[The data]

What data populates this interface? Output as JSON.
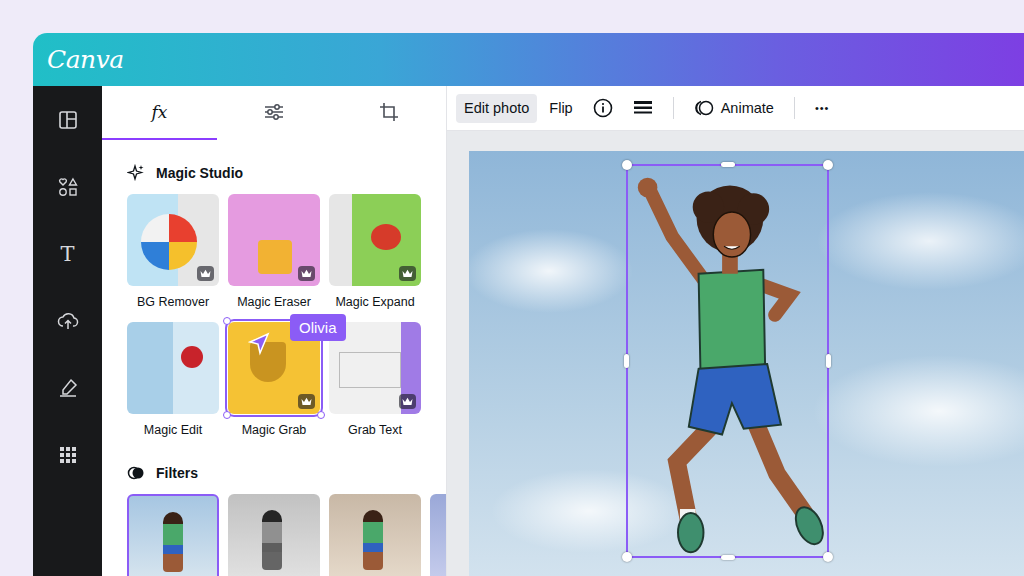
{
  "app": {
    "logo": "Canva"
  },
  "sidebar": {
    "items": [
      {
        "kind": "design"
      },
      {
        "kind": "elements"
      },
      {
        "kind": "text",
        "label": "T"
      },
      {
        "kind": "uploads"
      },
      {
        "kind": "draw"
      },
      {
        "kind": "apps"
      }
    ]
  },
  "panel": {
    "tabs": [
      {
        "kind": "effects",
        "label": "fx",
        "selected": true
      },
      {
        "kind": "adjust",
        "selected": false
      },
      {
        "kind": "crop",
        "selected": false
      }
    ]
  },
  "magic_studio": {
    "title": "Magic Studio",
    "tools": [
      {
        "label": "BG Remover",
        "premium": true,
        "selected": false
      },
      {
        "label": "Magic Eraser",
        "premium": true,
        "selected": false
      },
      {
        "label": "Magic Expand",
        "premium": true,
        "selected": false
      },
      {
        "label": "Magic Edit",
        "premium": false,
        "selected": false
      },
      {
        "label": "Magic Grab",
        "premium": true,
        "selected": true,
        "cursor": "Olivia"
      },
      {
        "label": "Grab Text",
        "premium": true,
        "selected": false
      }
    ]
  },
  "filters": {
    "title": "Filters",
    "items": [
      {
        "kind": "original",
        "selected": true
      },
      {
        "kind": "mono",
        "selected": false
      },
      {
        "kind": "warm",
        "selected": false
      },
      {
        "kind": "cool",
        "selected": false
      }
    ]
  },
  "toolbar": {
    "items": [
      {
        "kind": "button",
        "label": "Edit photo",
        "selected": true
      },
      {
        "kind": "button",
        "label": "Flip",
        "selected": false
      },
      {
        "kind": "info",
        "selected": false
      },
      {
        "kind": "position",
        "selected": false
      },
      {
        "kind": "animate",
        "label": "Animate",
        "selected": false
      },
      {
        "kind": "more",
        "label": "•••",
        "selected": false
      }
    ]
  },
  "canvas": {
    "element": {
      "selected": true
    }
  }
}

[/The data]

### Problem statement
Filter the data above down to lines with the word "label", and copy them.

### Output of the task
        "label": "T"
        "label": "fx",
        "label": "BG Remover",
        "label": "Magic Eraser",
        "label": "Magic Expand",
        "label": "Magic Edit",
        "label": "Magic Grab",
        "label": "Grab Text",
        "label": "Edit photo",
        "label": "Flip",
        "label": "Animate",
        "label": "•••",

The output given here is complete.